• [REQUIREMENT] Your answer must be an exact copy of the records below, minus the pictures.

• [INFORMATION PROVIDED]
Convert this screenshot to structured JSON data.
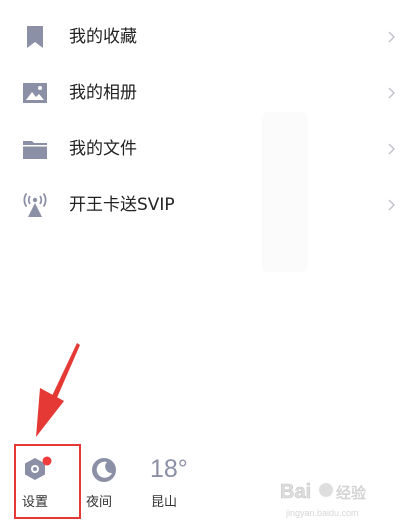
{
  "menu": {
    "items": [
      {
        "label": "我的收藏",
        "icon": "bookmark-icon"
      },
      {
        "label": "我的相册",
        "icon": "image-icon"
      },
      {
        "label": "我的文件",
        "icon": "folder-icon"
      },
      {
        "label": "开王卡送SVIP",
        "icon": "signal-tower-icon"
      }
    ]
  },
  "bottom": {
    "settings_label": "设置",
    "night_label": "夜间",
    "weather_temp": "18°",
    "weather_city": "昆山"
  },
  "colors": {
    "icon": "#8c90a6",
    "badge": "#f03c3c",
    "annotation": "#e53935"
  }
}
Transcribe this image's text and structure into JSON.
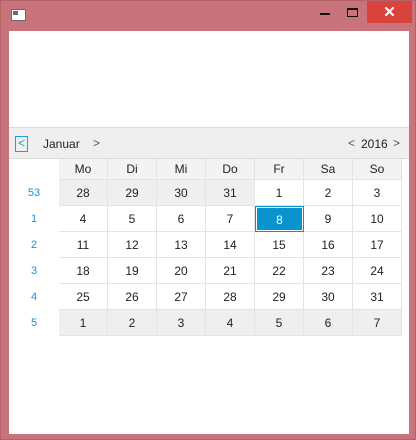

• [WORKED SOLUTION]
Convert this screenshot to structured JSON data.
{
  "menu": {
    "items": [
      {
        "label": "我的收藏",
        "icon": "bookmark-icon"
      },
      {
        "label": "我的相册",
        "icon": "image-icon"
      },
      {
        "label": "我的文件",
        "icon": "folder-icon"
      },
      {
        "label": "开王卡送SVIP",
        "icon": "signal-tower-icon"
      }
    ]
  },
  "bottom": {
    "settings_label": "设置",
    "night_label": "夜间",
    "weather_temp": "18°",
    "weather_city": "昆山"
  },
  "colors": {
    "icon": "#8c90a6",
    "badge": "#f03c3c",
    "annotation": "#e53935"
  }
}
Transcribe this image's text and structure into JSON.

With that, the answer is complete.